What the task asks: Where a picture appears, leave it out, and print the rest of the records as they are.

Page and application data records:

▬▬▬▬▬▬

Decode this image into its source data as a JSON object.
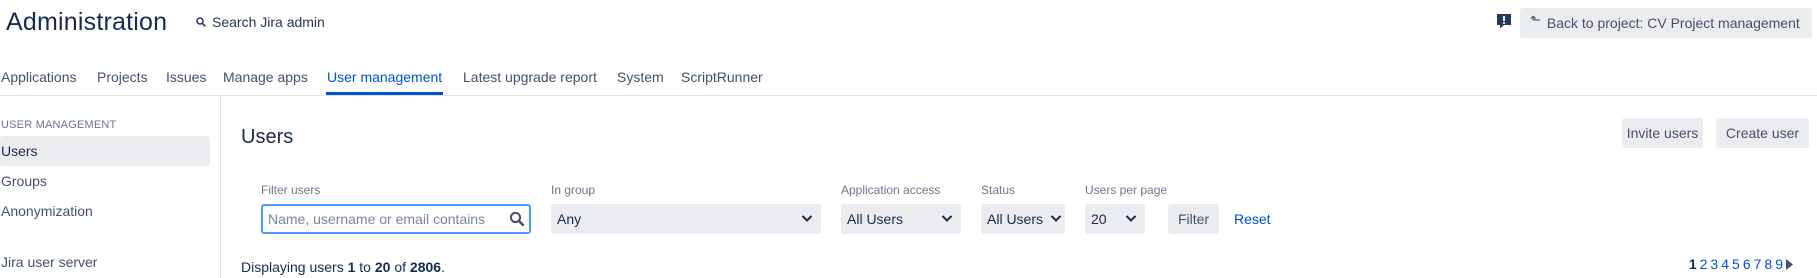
{
  "header": {
    "title": "Administration",
    "search_label": "Search Jira admin",
    "back_button": "Back to project: CV Project management"
  },
  "nav": {
    "tabs": [
      {
        "label": "Applications"
      },
      {
        "label": "Projects"
      },
      {
        "label": "Issues"
      },
      {
        "label": "Manage apps"
      },
      {
        "label": "User management",
        "active": true
      },
      {
        "label": "Latest upgrade report"
      },
      {
        "label": "System"
      },
      {
        "label": "ScriptRunner"
      }
    ]
  },
  "sidebar": {
    "heading": "USER MANAGEMENT",
    "items": [
      {
        "label": "Users",
        "active": true
      },
      {
        "label": "Groups"
      },
      {
        "label": "Anonymization"
      },
      {
        "label": "Jira user server"
      }
    ]
  },
  "main": {
    "title": "Users",
    "invite_button": "Invite users",
    "create_button": "Create user"
  },
  "filters": {
    "filter_users_label": "Filter users",
    "filter_users_placeholder": "Name, username or email contains",
    "in_group_label": "In group",
    "in_group_value": "Any",
    "app_access_label": "Application access",
    "app_access_value": "All Users",
    "status_label": "Status",
    "status_value": "All Users",
    "per_page_label": "Users per page",
    "per_page_value": "20",
    "filter_button": "Filter",
    "reset_link": "Reset"
  },
  "results": {
    "prefix": "Displaying users",
    "from": "1",
    "to_word": "to",
    "to": "20",
    "of_word": "of",
    "total": "2806",
    "suffix": "."
  },
  "pagination": {
    "current": "1",
    "pages": [
      "2",
      "3",
      "4",
      "5",
      "6",
      "7",
      "8",
      "9"
    ],
    "next_icon": "caret-right-icon"
  },
  "colors": {
    "accent": "#0052cc",
    "text": "#172b4d",
    "button_bg": "#ebecf0",
    "focus_border": "#4c9aff"
  },
  "icons": [
    "search-icon",
    "feedback-icon",
    "back-arrow-icon",
    "chevron-down-icon",
    "magnifier-icon",
    "caret-right-icon"
  ]
}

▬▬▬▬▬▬

Answer:
Decode this image into its source data as a JSON object.
{
  "header": {
    "title": "Administration",
    "search_label": "Search Jira admin",
    "back_button": "Back to project: CV Project management"
  },
  "nav": {
    "tabs": [
      {
        "label": "Applications"
      },
      {
        "label": "Projects"
      },
      {
        "label": "Issues"
      },
      {
        "label": "Manage apps"
      },
      {
        "label": "User management",
        "active": true
      },
      {
        "label": "Latest upgrade report"
      },
      {
        "label": "System"
      },
      {
        "label": "ScriptRunner"
      }
    ]
  },
  "sidebar": {
    "heading": "USER MANAGEMENT",
    "items": [
      {
        "label": "Users",
        "active": true
      },
      {
        "label": "Groups"
      },
      {
        "label": "Anonymization"
      },
      {
        "label": "Jira user server"
      }
    ]
  },
  "main": {
    "title": "Users",
    "invite_button": "Invite users",
    "create_button": "Create user"
  },
  "filters": {
    "filter_users_label": "Filter users",
    "filter_users_placeholder": "Name, username or email contains",
    "in_group_label": "In group",
    "in_group_value": "Any",
    "app_access_label": "Application access",
    "app_access_value": "All Users",
    "status_label": "Status",
    "status_value": "All Users",
    "per_page_label": "Users per page",
    "per_page_value": "20",
    "filter_button": "Filter",
    "reset_link": "Reset"
  },
  "results": {
    "prefix": "Displaying users",
    "from": "1",
    "to_word": "to",
    "to": "20",
    "of_word": "of",
    "total": "2806",
    "suffix": "."
  },
  "pagination": {
    "current": "1",
    "pages": [
      "2",
      "3",
      "4",
      "5",
      "6",
      "7",
      "8",
      "9"
    ],
    "next_icon": "caret-right-icon"
  },
  "colors": {
    "accent": "#0052cc",
    "text": "#172b4d",
    "button_bg": "#ebecf0",
    "focus_border": "#4c9aff"
  },
  "icons": [
    "search-icon",
    "feedback-icon",
    "back-arrow-icon",
    "chevron-down-icon",
    "magnifier-icon",
    "caret-right-icon"
  ]
}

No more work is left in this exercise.